Earlier this year, the Ontario Court of Appeal released its decision in Hopkins v. Kay, 2015 ONCA 112, in which it held that the mere existence of a legislative scheme to address privacy-related breaches of personal health information does not preclude a private action from being brought to address said breaches.… Continue Reading

Liability for Opinions: Omnicare’s Lessons for Canadian Securities Lawyers

Posted in Case Comments, Civil Litigation, Securities

When might a wrong opinion give rise to prospectus misrepresentation? The U.S. Supreme Court recently addressed this question in its much-anticipated decision in Omnicare, Inc. v. Laborers District Council Construction Industry Pension Fund.[1] Its answer provides a useful point of comparison and discussion for Canadian securities lawyers.… Continue Reading

“I don’t wanna hear it!” Supreme Court affirms Federal Court’s refusal to exercise jurisdiction in Strickland v Canada (Attorney General)

Posted in Case Comments, Civil Procedure/Evidence

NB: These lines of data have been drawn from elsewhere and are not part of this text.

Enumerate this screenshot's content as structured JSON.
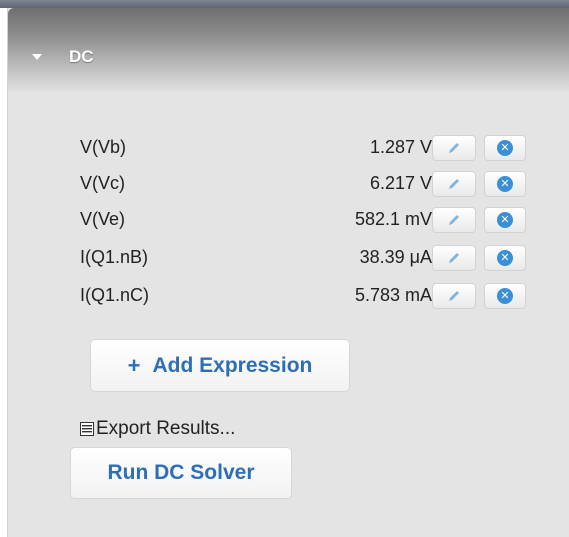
{
  "panel": {
    "title": "DC",
    "caret_icon": "caret-down-icon"
  },
  "results": [
    {
      "label": "V(Vb)",
      "value": "1.287 V"
    },
    {
      "label": "V(Vc)",
      "value": "6.217 V"
    },
    {
      "label": "V(Ve)",
      "value": "582.1 mV"
    },
    {
      "label": "I(Q1.nB)",
      "value": "38.39 μA"
    },
    {
      "label": "I(Q1.nC)",
      "value": "5.783 mA"
    }
  ],
  "row_icons": {
    "edit": "pencil-icon",
    "remove": "remove-circle-icon"
  },
  "add_expression": {
    "plus": "+",
    "label": "Add Expression"
  },
  "export": {
    "label": "Export Results...",
    "icon": "list-icon"
  },
  "run_button": {
    "label": "Run DC Solver"
  },
  "colors": {
    "accent": "#2d6fb7",
    "remove_icon": "#3a8fd6",
    "panel_bg": "#e4e4e4"
  }
}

Parliament created the Federal Courts system in 1970 to consolidate judicial supervision of federal boards, commissions and tribunals. The goal was to reduce the multiplicity of inconsistent judicial review rulings in provincial superior courts across the country. The Federal Courts Act hence gives the Federal Courts “exclusive original jurisdiction” to grant judicial review remedies against federal boards, commissions and tribunals (e.g., quashing a Minister’s decision). But can superior courts grant such remedies too? And if so, how is a litigant to know when to go to the Federal Court, and when to go to a superior court? The Supreme Court … Continue Reading

Have Mercy! Supreme Court Clarifies Mercy Power under Criminal Code

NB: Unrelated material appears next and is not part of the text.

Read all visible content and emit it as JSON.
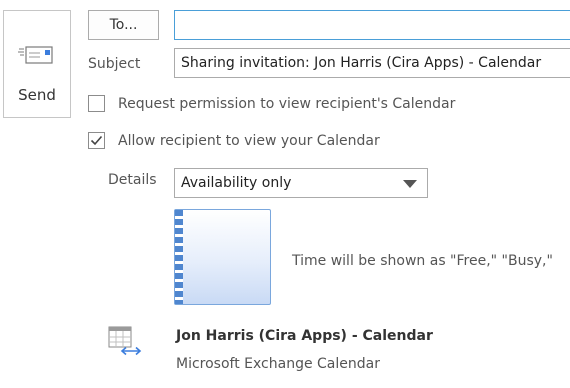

Posted in Administrative, Case Comments, Criminal

In “Burning Love”, Elvis pleaded with the Lord to have mercy. It was coming closer. The flames were lickin’ his body. He felt like he was slipping away. It was hard to breathe. His chest was a heavy. He was burning a hole where he lay. Burning a hole with burning love. In short, Elvis was just a hunk. A hunk of burning love.[1]Continue Reading